Ionescu also created the concept of performing multiple sequential haemodynamic investigations of patients following heart valve surgery, to evaluate, in time, the patient's condition.

In the field of congenital heart disease, Ionescu was the first surgeon to successfully reconstruct a heart with a single ventricle and continued to use various techniques for the repair of such a complex abnormality.

Pericardial valved conduit from the right ventricle to the pulmonary artery

For the repair of congenital cyanotic cardiac diseases he created and built, initially in his hospital laboratory, two original devices: the 'mono-cusp patch' for the correct enlargement of the narrowed pulmonary artery and annulus and a valved conduit (a tube containing a three-cusped valve) for cases with discontinuity between the right ventricle and the pulmonary artery. These devices were made of fascia lata and later, using glutaraldehyde treated bovine pericardium.

In 1987, Ionescu retired from active surgical work.

He practised high altitude climbing in the Northern Alps and the Himalayas where, during three expeditions, he stood on the top of five peaks around 7000 meters high.


  • "Progress is a continually ascending spiral, a stepwise extension of the horizon and of the quality of knowledge."
  • "The creation of the stented pericardial valve opened a door towards further potential improvements, as this valve, being entirely man-made, lends itself to a multitude of permutations of shape in order to further improve its long term performance."


242 Original scientific articles on various aspects of cardiovascular and thoracic surgery have been published in several medical journals.

37 Chapters were published in books and treatises

10 Books written/edited as follows:

  • Collective Work (1962) Circulatia Extracorporeala si Hipotermia Profunda. Ed Academia R.P.R, Bucharest, Romania.
  • Marinescu V., Pausescu E., Ionescu M.I. Catecolaminele, Biologie si Patologue. Ed Academia R.P.R, (1965) Bucharest, Romania.
  • Ionescu M.I., Ross D.N., Wooler G.H. Biological Tissue in Heart Valve Replacement. Butterworths, (1972) London.
  • Ionescu M.I., Ross D.N., Wooler G.H. I Trapianti Valvorali Cardiaci con Tessuti Biologici.. Edizioni E.M.S.A., (1972), Napoli.
  • Ionescu M.I., Wooler G.H. Current Techniques in Extracorporeal Circulation. Butterworths, (!976), London.
  • Ionescu M.I. Tissue Heart Valves. Butterworths,(1979), London.
  • Ionescu M.I. Techniques in Extracorporeal Circulation. Butterworths,(1981), London.
  • Ionescu M.I., Cohn L.H. Mitral Valve Disease, Diagnosis and Treatment. Butterworths, (1985), London.
  • The Pericardial Heart Valve - The Odyssey of a Continuously Evolving Concept SCTS, (2015) London
  • Perspectives in Cardiothoracic Surgery - The SCTS Ionescu University, Volume I SCTS, (2016), London

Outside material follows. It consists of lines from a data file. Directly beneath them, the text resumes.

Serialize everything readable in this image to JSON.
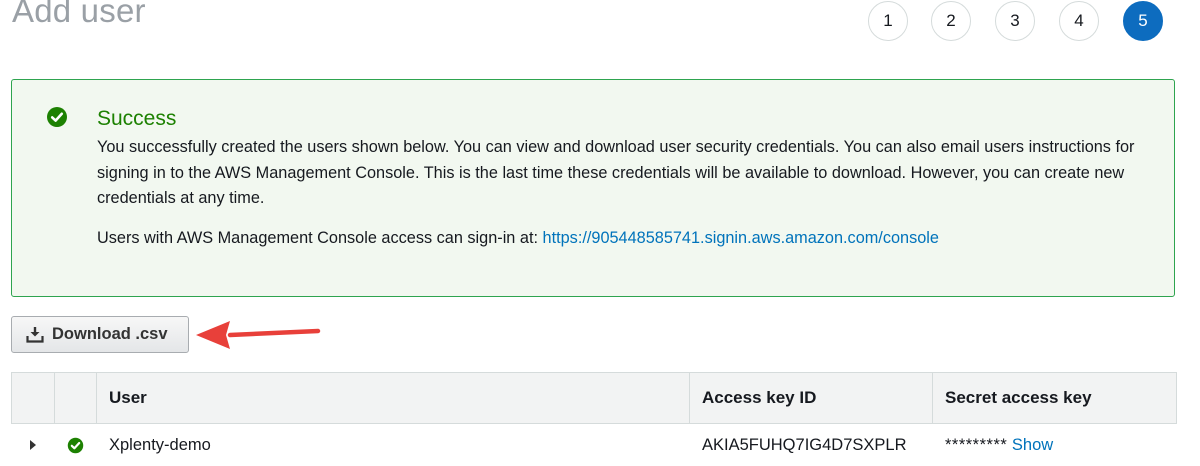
{
  "header": {
    "title": "Add user",
    "steps": [
      "1",
      "2",
      "3",
      "4",
      "5"
    ],
    "active_step": "5"
  },
  "success": {
    "title": "Success",
    "message": "You successfully created the users shown below. You can view and download user security credentials. You can also email users instructions for signing in to the AWS Management Console. This is the last time these credentials will be available to download. However, you can create new credentials at any time.",
    "console_prefix": "Users with AWS Management Console access can sign-in at: ",
    "console_url": "https://905448585741.signin.aws.amazon.com/console"
  },
  "toolbar": {
    "download_label": "Download .csv"
  },
  "table": {
    "columns": [
      "User",
      "Access key ID",
      "Secret access key"
    ],
    "rows": [
      {
        "user": "Xplenty-demo",
        "access_key_id": "AKIA5FUHQ7IG4D7SXPLR",
        "secret_mask": "*********",
        "show_label": "Show"
      }
    ]
  },
  "colors": {
    "success_green": "#1d8102",
    "active_step_blue": "#0d6cbf",
    "link_blue": "#0073bb",
    "annotation_red": "#e8403a"
  },
  "icons": {
    "success": "check-circle-icon",
    "download": "download-icon",
    "annotation": "red-arrow-icon"
  }
}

Oral presentations

186 Papers presented at different scientific meetings

122 Lectures given by invitation at various universities and medical centres

22 Visits for 'round table' or surgical operative demonstrations

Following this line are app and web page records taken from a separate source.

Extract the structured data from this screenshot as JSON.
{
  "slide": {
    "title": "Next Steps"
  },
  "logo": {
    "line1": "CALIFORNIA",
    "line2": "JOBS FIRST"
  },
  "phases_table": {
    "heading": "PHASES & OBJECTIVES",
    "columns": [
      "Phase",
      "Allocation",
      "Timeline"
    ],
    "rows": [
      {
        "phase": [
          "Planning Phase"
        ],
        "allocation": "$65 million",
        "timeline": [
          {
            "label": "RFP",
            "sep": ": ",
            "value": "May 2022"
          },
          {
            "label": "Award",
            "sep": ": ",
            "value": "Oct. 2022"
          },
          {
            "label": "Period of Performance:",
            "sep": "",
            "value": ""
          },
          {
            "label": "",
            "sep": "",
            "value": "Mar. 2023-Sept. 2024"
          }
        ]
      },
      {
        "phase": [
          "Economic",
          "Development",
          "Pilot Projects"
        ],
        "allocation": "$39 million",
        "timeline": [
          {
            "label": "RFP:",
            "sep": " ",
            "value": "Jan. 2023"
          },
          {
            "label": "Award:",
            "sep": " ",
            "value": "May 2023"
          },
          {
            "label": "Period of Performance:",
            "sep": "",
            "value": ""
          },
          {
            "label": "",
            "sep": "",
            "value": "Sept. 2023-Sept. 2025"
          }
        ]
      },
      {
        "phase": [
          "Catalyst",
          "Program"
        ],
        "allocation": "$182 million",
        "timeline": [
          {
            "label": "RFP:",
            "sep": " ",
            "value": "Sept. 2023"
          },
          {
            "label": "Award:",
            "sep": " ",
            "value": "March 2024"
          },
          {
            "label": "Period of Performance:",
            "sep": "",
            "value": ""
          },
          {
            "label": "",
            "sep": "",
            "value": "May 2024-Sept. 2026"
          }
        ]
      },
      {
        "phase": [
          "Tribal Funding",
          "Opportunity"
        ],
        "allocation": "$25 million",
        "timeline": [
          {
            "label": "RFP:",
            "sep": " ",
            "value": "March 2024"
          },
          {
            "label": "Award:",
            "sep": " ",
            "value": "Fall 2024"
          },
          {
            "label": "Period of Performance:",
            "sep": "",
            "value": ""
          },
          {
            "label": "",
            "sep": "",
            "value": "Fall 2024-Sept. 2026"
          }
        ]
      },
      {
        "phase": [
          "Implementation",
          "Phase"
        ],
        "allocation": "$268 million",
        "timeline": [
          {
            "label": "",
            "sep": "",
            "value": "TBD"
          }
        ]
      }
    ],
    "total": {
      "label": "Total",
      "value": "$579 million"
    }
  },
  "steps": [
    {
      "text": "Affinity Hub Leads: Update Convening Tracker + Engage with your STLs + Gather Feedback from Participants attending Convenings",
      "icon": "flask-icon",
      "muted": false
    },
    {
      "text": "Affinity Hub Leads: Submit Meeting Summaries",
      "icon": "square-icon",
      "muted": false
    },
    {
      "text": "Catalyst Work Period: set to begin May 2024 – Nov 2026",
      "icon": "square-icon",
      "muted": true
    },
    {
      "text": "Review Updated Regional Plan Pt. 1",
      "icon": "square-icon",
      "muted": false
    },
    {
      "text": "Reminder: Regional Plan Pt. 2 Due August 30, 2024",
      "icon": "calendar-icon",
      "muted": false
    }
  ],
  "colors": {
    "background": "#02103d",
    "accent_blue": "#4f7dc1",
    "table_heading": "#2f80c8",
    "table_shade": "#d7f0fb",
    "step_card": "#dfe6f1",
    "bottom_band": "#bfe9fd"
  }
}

Member of 23 Scientific Societies

Holder of 6 Fellowships

Obtained 12 Awards and Honorary titles, the latest being the Society of Cardiothoracic Surgery in Great Britain and Ireland Lifetime Achievement Award for Cardiac Surgery (March 2015)